September: Media reports question then-GOP S.C. House Speaker Bobby Harrell’s reimbursements to himself from his campaign account for expenses, including use of his private plane. Harrell, R- Charleston, returns $23,000 to his campaign, saying he lacked documentation for some expenses.
October: Under pressure from watchdog groups to investigate, Attorney General Alan Wilson, R-Lexington, defers to the House Ethics Committee, which can investigate and punish state representatives.
January: Ashley Landess president of limited-government S.C. Policy Council think tank, says Harrell has abused his legislative powers.
February: Landess files a complaint with Wilson, who asks SLED to investigate. In her complaint, Landess says the House Ethics Committee has too many conflicts of interest to investigate Harrell. Wilson returns $7,000 in political contributions tied to Harrell, saying "appearance does matter."
Jan. 13: Wilson’s office announces the Harrell investigation will go before the statewide grand jury.
March 12: The State reports Harrell’s lawyers tried secretly to have a judge disqualify Wilson from the grand jury investigation.
July 9: The Supreme Court grants Wilson’s request to allow the investigation to continue.
Aug. 16: Harrell tells House Republicans the State Grand Jury investigation had ended without issuing any indictments. He says Wilson also removed himself from the case and handed it over to 1st Circuit Solicitor David Pascoe.
Sept. 10: Harrell is indicted on charges of using campaign money for personal expenses, filing false campaign disclosure reports and misconduct in office.
Oct. 23: Harrell pleads guilty to state charges of misusing campaign money and agrees to resign, agreeing to a plea deal that requires him to tell federal and state authorities of any illegal activities by others, including lawmakers, that he knows of.
September: The State reports state Rep. Jim Merrill, R-Berkeley, is one of the S.C. House of Representatives lawmakers named in a SLED report into State House corruption.
March 28: Wilson tries to fire Pascoe, after Pascoe asks the S.C. Supreme Court to allow him to use the statewide grand jury as part of his investigation, access that Pascoe says Wilson is denying him. Pascoe rejects the idea that Wilson — who previously removed himself from the investigation, citing a conflict of interest —can fire him, inviting the attorney general to meet him in court to decide the issue.
April 13: The State reports Wilson has close ties to two individuals named in a secret eight-page section of a SLED report into potential corruption in the S.C. General Assembly — state Rep. Rick Quinn, R-Lexington, and his father, Richard Quinn, as well as the father’s political consulting firm, Richard Quinn & Associates, which has advised Wilson.

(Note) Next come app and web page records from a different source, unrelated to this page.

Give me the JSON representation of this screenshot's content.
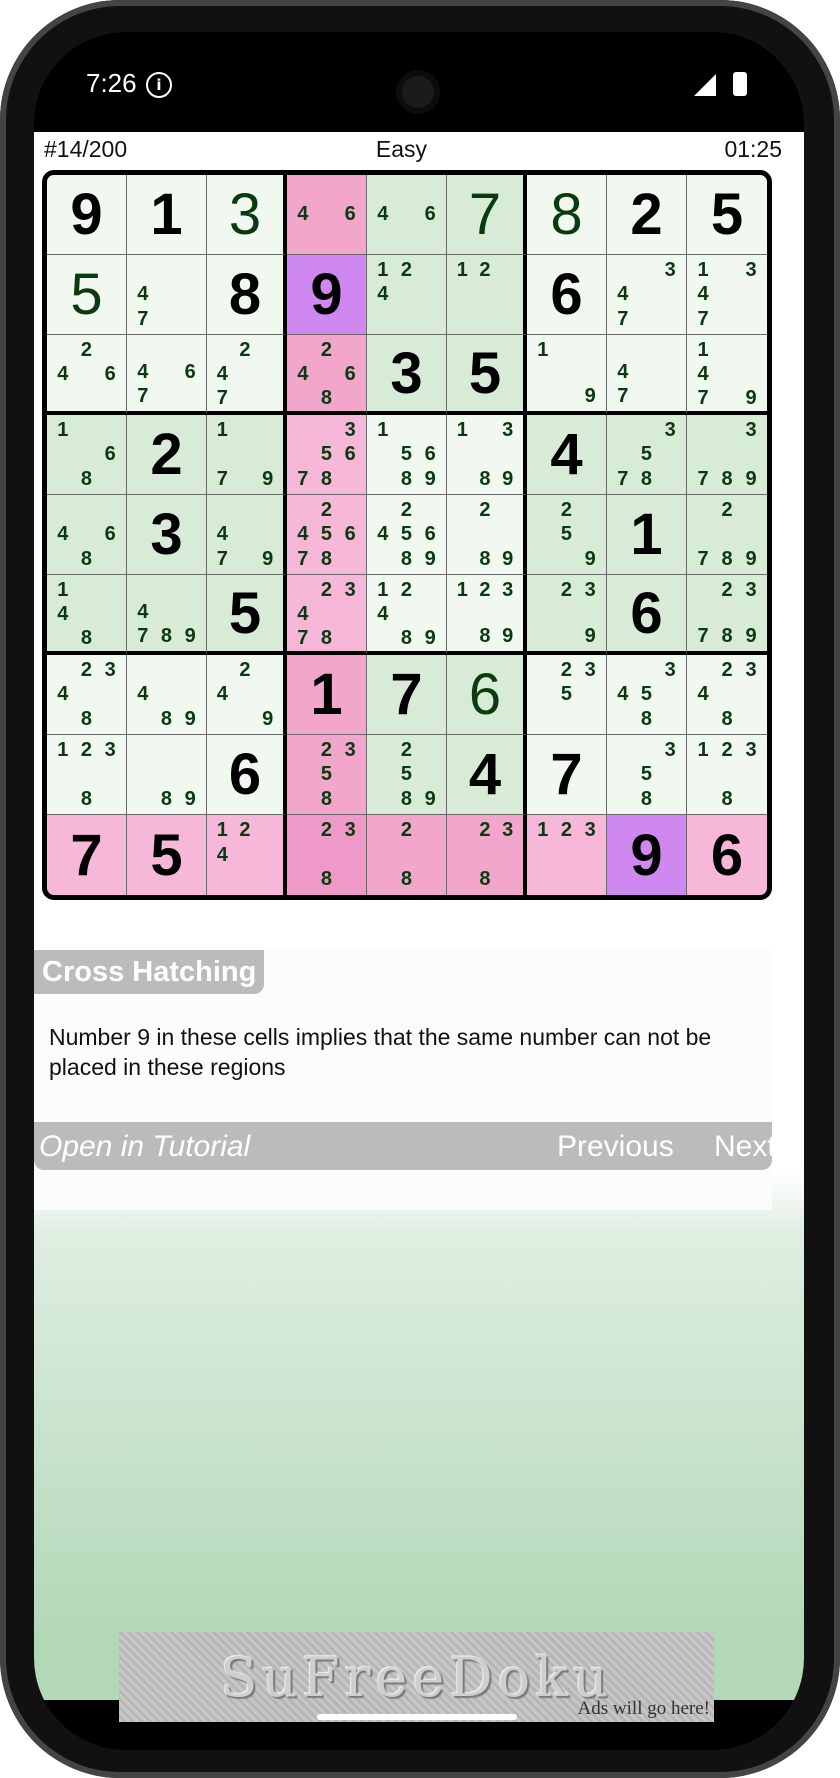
{
  "status_bar": {
    "time": "7:26"
  },
  "header": {
    "puzzle_id": "#14/200",
    "difficulty": "Easy",
    "timer": "01:25"
  },
  "board": {
    "colors": {
      "G": "#f0f8ef",
      "D": "#d7ebd6",
      "P": "#f2a6cc",
      "Q": "#f7b7d9",
      "R": "#ee99c8",
      "V": "#cf88ef"
    },
    "shading": [
      "GGGPDDGGG",
      "GGGVDDGGG",
      "GGGPDDGGG",
      "DDDQGGDDD",
      "DDDQGGDDD",
      "DDDQGGDDD",
      "GGGPDDGGG",
      "GGGPDDGGG",
      "QQQRPPQVQ"
    ],
    "cells": [
      [
        {
          "g": "9"
        },
        {
          "g": "1"
        },
        {
          "s": "3"
        },
        {
          "c": [
            4,
            6
          ]
        },
        {
          "c": [
            4,
            6
          ]
        },
        {
          "s": "7"
        },
        {
          "s": "8"
        },
        {
          "g": "2"
        },
        {
          "g": "5"
        }
      ],
      [
        {
          "s": "5"
        },
        {
          "c": [
            4,
            7
          ]
        },
        {
          "g": "8"
        },
        {
          "g": "9"
        },
        {
          "c": [
            1,
            2,
            4
          ]
        },
        {
          "c": [
            1,
            2
          ]
        },
        {
          "g": "6"
        },
        {
          "c": [
            3,
            4,
            7
          ]
        },
        {
          "c": [
            1,
            3,
            4,
            7
          ]
        }
      ],
      [
        {
          "c": [
            2,
            4,
            6
          ]
        },
        {
          "c": [
            4,
            6,
            7
          ]
        },
        {
          "c": [
            2,
            4,
            7
          ]
        },
        {
          "c": [
            2,
            4,
            6,
            8
          ]
        },
        {
          "g": "3"
        },
        {
          "g": "5"
        },
        {
          "c": [
            1,
            9
          ]
        },
        {
          "c": [
            4,
            7
          ]
        },
        {
          "c": [
            1,
            4,
            7,
            9
          ]
        }
      ],
      [
        {
          "c": [
            1,
            6,
            8
          ]
        },
        {
          "g": "2"
        },
        {
          "c": [
            1,
            7,
            9
          ]
        },
        {
          "c": [
            3,
            5,
            6,
            7,
            8
          ]
        },
        {
          "c": [
            1,
            5,
            6,
            8,
            9
          ]
        },
        {
          "c": [
            1,
            3,
            8,
            9
          ]
        },
        {
          "g": "4"
        },
        {
          "c": [
            3,
            5,
            7,
            8
          ]
        },
        {
          "c": [
            3,
            7,
            8,
            9
          ]
        }
      ],
      [
        {
          "c": [
            4,
            6,
            8
          ]
        },
        {
          "g": "3"
        },
        {
          "c": [
            4,
            7,
            9
          ]
        },
        {
          "c": [
            2,
            4,
            5,
            6,
            7,
            8
          ]
        },
        {
          "c": [
            2,
            4,
            5,
            6,
            8,
            9
          ]
        },
        {
          "c": [
            2,
            8,
            9
          ]
        },
        {
          "c": [
            2,
            5,
            9
          ]
        },
        {
          "g": "1"
        },
        {
          "c": [
            2,
            7,
            8,
            9
          ]
        }
      ],
      [
        {
          "c": [
            1,
            4,
            8
          ]
        },
        {
          "c": [
            4,
            7,
            8,
            9
          ]
        },
        {
          "g": "5"
        },
        {
          "c": [
            2,
            3,
            4,
            7,
            8
          ]
        },
        {
          "c": [
            1,
            2,
            4,
            8,
            9
          ]
        },
        {
          "c": [
            1,
            2,
            3,
            8,
            9
          ]
        },
        {
          "c": [
            2,
            3,
            9
          ]
        },
        {
          "g": "6"
        },
        {
          "c": [
            2,
            3,
            7,
            8,
            9
          ]
        }
      ],
      [
        {
          "c": [
            2,
            3,
            4,
            8
          ]
        },
        {
          "c": [
            4,
            8,
            9
          ]
        },
        {
          "c": [
            2,
            4,
            9
          ]
        },
        {
          "g": "1"
        },
        {
          "g": "7"
        },
        {
          "s": "6"
        },
        {
          "c": [
            2,
            3,
            5
          ]
        },
        {
          "c": [
            3,
            4,
            5,
            8
          ]
        },
        {
          "c": [
            2,
            3,
            4,
            8
          ]
        }
      ],
      [
        {
          "c": [
            1,
            2,
            3,
            8
          ]
        },
        {
          "c": [
            8,
            9
          ]
        },
        {
          "g": "6"
        },
        {
          "c": [
            2,
            3,
            5,
            8
          ]
        },
        {
          "c": [
            2,
            5,
            8,
            9
          ]
        },
        {
          "g": "4"
        },
        {
          "g": "7"
        },
        {
          "c": [
            3,
            5,
            8
          ]
        },
        {
          "c": [
            1,
            2,
            3,
            8
          ]
        }
      ],
      [
        {
          "g": "7"
        },
        {
          "g": "5"
        },
        {
          "c": [
            1,
            2,
            4
          ]
        },
        {
          "c": [
            2,
            3,
            8
          ]
        },
        {
          "c": [
            2,
            8
          ]
        },
        {
          "c": [
            2,
            3,
            8
          ]
        },
        {
          "c": [
            1,
            2,
            3
          ]
        },
        {
          "g": "9"
        },
        {
          "g": "6"
        }
      ]
    ]
  },
  "hint": {
    "title": "Cross Hatching",
    "text": "Number 9 in these cells implies that the same number can not be placed in these regions",
    "open_tutorial": "Open in Tutorial",
    "previous": "Previous",
    "next": "Next"
  },
  "ad": {
    "logo": "SuFreeDoku",
    "subtitle": "Ads will go here!"
  }
}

The Quinns are Republicans, as is Wilson. Merrill also was named in the report.
July 13: The S.C. Supreme Court rules, 4-1, that Wilson can’t stop Pascoe from investigating possible corruption in the General Assembly.
Sept. 22: The S.C. House Republican Caucus, which controls two-thirds of the seats in the S.C. House, says it has allowed investigators to review its financial records dating back to 1995.
Dec. 14: Pascoe announces Lowcountry S.C. House Rep. Jim Merrill has been indicted on 30 charges of misconduct in office and ethics violations.